Berkley, FerndaleOctober 2, 2013
Berkley-Ferndale hockey team lends hand to Heidelberg Project
By Mike Moore
C & G Sports Writer
BERKLEY — There were no skates or helmets required.
Gloves, however, were encouraged — along with a little elbow grease.
For the second straight year, guys on the Berkley-Ferndale Unified hockey team rolled up their sleeves and donated their time to the Heidelberg Project in Detroit.
A year ago, the guys volunteered at a Heidelberg Project fundraising dinner.
On Sept. 21, the Bears took time to work at the open-air art environment on Detroit’s East Side.
“What they did was great,” said Joanne Leider, a volunteer with the Heidelberg Project and mother of a couple of former Berkley hockey players. “The guys worked above and beyond what was expected of them.”
The Heidelberg Project, now in its 27th year, was started by Tyree Guyton as a way of beautifying a two-block area of run-down houses.
By painting houses and cleaning up, Guyton and the Project have turned his old neighborhood into a tourist destination.
“I remember hearing about the Project way back when, but to kind of get the perspective from Tyree and actually see what’s been done down there is pretty cool,” said Berkley coach Jeff Fleming, who joined his guys for the four hours of work. “To get down there, paint, do the yard work and clean up, was a great team effort.”

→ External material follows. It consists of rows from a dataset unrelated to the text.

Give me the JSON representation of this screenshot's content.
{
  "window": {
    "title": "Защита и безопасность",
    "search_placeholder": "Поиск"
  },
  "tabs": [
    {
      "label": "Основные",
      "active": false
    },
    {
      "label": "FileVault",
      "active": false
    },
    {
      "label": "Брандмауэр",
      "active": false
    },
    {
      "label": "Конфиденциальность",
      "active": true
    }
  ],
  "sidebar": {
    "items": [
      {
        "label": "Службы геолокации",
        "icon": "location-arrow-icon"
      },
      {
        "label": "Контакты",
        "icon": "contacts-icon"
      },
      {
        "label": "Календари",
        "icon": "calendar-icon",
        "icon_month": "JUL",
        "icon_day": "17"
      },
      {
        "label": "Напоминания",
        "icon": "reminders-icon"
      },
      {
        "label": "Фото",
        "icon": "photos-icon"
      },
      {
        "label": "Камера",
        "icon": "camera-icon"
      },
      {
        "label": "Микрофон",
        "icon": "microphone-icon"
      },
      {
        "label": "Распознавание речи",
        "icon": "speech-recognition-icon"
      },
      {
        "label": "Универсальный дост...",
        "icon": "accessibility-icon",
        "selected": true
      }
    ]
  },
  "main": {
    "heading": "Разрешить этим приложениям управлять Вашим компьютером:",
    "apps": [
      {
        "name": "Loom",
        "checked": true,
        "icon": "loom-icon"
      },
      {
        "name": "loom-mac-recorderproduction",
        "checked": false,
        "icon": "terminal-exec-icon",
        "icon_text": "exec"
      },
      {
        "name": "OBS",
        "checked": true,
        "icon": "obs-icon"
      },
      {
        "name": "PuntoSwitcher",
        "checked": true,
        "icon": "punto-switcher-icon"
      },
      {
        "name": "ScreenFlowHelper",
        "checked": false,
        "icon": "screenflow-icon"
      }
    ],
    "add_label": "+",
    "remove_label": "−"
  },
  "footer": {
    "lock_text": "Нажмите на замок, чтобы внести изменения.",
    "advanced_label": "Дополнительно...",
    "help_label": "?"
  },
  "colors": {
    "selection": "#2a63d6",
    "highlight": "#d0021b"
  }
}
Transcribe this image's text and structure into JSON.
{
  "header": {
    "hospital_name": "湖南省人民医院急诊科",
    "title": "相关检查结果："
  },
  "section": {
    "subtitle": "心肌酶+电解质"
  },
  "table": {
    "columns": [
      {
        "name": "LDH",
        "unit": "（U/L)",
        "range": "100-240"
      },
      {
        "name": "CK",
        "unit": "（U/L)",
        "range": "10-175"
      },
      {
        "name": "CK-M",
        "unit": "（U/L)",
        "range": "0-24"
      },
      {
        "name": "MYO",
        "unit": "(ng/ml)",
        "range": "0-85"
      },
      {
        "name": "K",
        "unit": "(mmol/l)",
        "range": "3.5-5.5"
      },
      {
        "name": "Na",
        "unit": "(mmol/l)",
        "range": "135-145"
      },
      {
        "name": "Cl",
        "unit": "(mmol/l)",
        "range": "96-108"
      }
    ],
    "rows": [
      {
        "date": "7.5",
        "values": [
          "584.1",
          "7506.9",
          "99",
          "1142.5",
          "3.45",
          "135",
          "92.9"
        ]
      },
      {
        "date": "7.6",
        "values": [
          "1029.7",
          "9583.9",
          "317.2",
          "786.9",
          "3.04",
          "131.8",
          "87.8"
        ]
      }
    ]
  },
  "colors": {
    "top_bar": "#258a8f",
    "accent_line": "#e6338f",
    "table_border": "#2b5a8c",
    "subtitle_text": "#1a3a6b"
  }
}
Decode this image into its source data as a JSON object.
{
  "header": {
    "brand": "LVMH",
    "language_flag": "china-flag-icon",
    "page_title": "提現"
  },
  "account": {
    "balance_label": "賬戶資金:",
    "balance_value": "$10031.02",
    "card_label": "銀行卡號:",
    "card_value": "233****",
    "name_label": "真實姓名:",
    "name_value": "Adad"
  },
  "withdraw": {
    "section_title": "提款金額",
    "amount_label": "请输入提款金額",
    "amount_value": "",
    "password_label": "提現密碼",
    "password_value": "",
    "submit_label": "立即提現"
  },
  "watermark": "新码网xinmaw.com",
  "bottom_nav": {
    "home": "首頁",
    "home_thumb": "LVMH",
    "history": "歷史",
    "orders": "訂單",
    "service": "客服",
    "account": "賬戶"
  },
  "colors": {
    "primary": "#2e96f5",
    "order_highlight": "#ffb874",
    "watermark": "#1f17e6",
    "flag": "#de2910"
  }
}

The team spent the day tearing down infrastructure, ripping out old flooring in one house, weeding overgrown gardens, and of course, slapping some paint on the wall.
“They essentially helped maintain and beautify this place,” Leider added.
Members of SOLO Detroit (Stand Out Live Original), a clothing company formed by Berkley and Huntington Woods residents, assisted in the work with the hockey team.
“It seemed like everyone was really into it,” Fleming said of the day. “The guys I spoke with about said they’d love to do it again.”
Fleming said he’s always believed in getting his guys out there for the benefit of others.
“This is something we’ve been doing for a few years now,” he explained. “And it’s something we want to continue. Whether it’s with the Heidelberg Project or any other group, we feel like it’s the right thing to do.”